In the end, as you might have guessed if you have any experience at all in this field, the experiment proved what any reasonable person would assume: My ROI on this so far is a loss of 48€ (plus the several hours I put in to setting everything up, which I could have billed at 70€/hour for any of my clients).

The next step, of course, will be to improve the quality of the textual content on each page so that it targets holiday travelers more directly and gets them to link to these pictures (and ultimately click on the ads too) and to target my keywords better (so that only very interested people click on my site). I’ll post an update at some point so stay tuned!

But before I go…

I also signed up for Google’s AdSense for domains since I had several domains I’d purchased as part of this same experiment (but a more developed version of it). We’ll see if this provides any additional income. Here are the domains in case you’re curious:

1. Stock holiday pictures (without hyphens)
2. Stock holiday photographs
3. Stock photography royalty free
4. Stock vacation pictures (without hyphens)
5. Stock vacation photographs

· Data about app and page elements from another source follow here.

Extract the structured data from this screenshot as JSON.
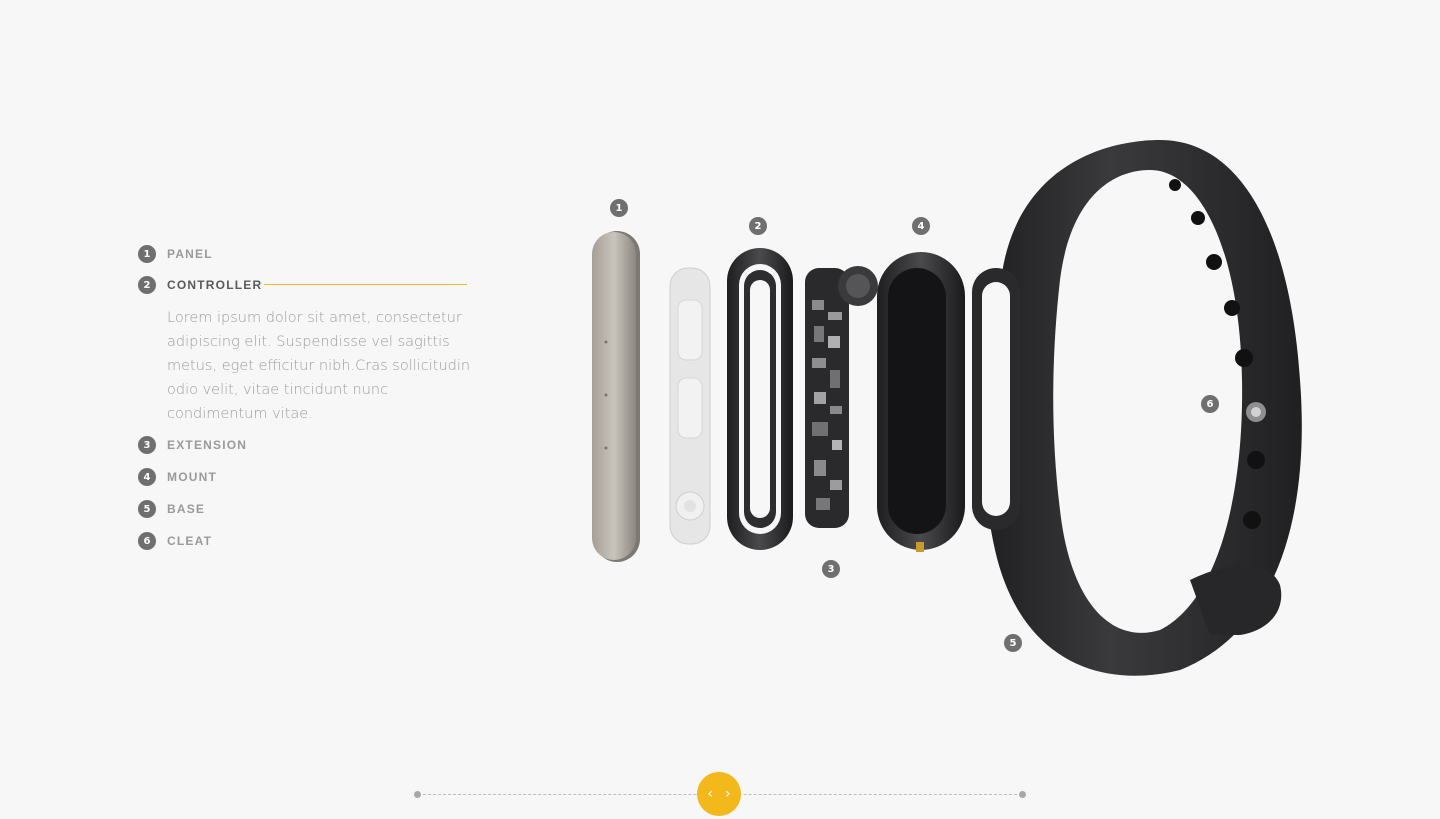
{
  "parts": [
    {
      "num": "1",
      "label": "PANEL"
    },
    {
      "num": "2",
      "label": "CONTROLLER"
    },
    {
      "num": "3",
      "label": "EXTENSION"
    },
    {
      "num": "4",
      "label": "MOUNT"
    },
    {
      "num": "5",
      "label": "BASE"
    },
    {
      "num": "6",
      "label": "CLEAT"
    }
  ],
  "active_description": "Lorem ipsum dolor sit amet, consectetur adipiscing elit. Suspendisse vel sagittis metus, eget efficitur nibh.Cras sollicitudin odio velit, vitae tincidunt nunc condimentum vitae.",
  "callouts": [
    "1",
    "2",
    "3",
    "4",
    "5",
    "6"
  ],
  "pager": {
    "prev_icon": "‹",
    "next_icon": "›"
  },
  "colors": {
    "accent": "#f2b81c",
    "badge": "#6f6f6f",
    "band": "#2c2c2e"
  }
}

We’ll see how all this turns out, but the next time someone tells you they’re bringing in 4,000€/month in AdSense income, tell them you want to see their AdSense account before you’ll believe it.